class Foo 
  foo: () ->
    console.log("foo method Called")

class Bar extends Foo
  constructor: () ->
    console.log("Bar created")

  bar: () ->
    console.log("bar method called")
    foo

b = new Bar
b.bar()

Results:
Bar created
bar method called
ReferenceError: foo is not defined

How do I call the foo method?

share|improve this question
1  
Try this.foo. –  MMM May 16 '13 at 16:50
    
Have you tried with parenthesis? –  edi9999 May 16 '13 at 16:54

2 Answers 2

up vote 4 down vote accepted

There are two problems here.

First, you need to call this.foo (or @foo).

Second, in CoffeScript the last variable mentioned in a function definition is returned, not executed. So if you want to call that function your code needs to look like this:

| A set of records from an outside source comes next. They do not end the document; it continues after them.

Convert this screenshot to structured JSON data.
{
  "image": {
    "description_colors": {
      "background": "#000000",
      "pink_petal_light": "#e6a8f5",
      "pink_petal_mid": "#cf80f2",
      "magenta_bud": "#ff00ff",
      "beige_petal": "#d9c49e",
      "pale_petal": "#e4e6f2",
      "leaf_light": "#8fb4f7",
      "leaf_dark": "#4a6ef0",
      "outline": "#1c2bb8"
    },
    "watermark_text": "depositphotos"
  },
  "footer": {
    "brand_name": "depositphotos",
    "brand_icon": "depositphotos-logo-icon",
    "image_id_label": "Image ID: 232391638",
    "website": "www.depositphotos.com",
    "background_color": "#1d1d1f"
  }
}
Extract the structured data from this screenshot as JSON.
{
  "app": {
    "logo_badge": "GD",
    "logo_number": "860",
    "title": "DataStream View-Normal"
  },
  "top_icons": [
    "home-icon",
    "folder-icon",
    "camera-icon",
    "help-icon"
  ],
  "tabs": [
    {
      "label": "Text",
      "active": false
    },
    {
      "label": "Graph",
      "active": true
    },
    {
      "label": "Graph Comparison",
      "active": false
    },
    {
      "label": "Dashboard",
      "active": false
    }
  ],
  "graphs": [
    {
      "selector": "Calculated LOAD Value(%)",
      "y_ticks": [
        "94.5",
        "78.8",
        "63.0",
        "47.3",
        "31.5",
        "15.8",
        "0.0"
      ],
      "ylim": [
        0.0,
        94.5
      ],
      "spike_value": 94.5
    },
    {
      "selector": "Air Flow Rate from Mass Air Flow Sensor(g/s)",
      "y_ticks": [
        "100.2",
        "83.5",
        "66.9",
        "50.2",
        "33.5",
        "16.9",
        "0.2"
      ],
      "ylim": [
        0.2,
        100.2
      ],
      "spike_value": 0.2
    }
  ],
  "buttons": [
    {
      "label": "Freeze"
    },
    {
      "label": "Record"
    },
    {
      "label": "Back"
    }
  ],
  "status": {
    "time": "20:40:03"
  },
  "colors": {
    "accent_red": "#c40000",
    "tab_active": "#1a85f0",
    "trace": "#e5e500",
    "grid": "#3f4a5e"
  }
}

bar: () ->
    console.log("bar method called")
    this.foo() // or @foo()

Otherwise without the () it will return the function rather than call it. Note that this will also compile to return this.foo(), so if you don't want to return anything, add a blank return on your last line.

share|improve this answer
1  
Correct, but stylistically, most CoffeeScripters would write @foo() instead to call instance methods. –  Alex Wayne May 16 '13 at 17:00
    
@AlexWayne Each to their own ;) –  MMM May 16 '13 at 17:01
    
Thanks! I figured it was something simple :) –  bmurmistro May 16 '13 at 18:27
    
@Michael: I'm pretty sure that without the parentheses the function is not called (executed), you're comparing return foo; with return foo(); (where typeof foo === 'function') –  MMM Mar 17 at 11:05

Use @foo(). functions declared in class are added to the class's prototype. Have a look at the javascript produced by the code here

To call the functions directly added to a function prototype, you will need this.

share|improve this answer

Your Answer

 
discard

By posting your answer, you agree to the privacy policy and terms of service.

Not the answer you're looking for? Browse other questions tagged or ask your own question.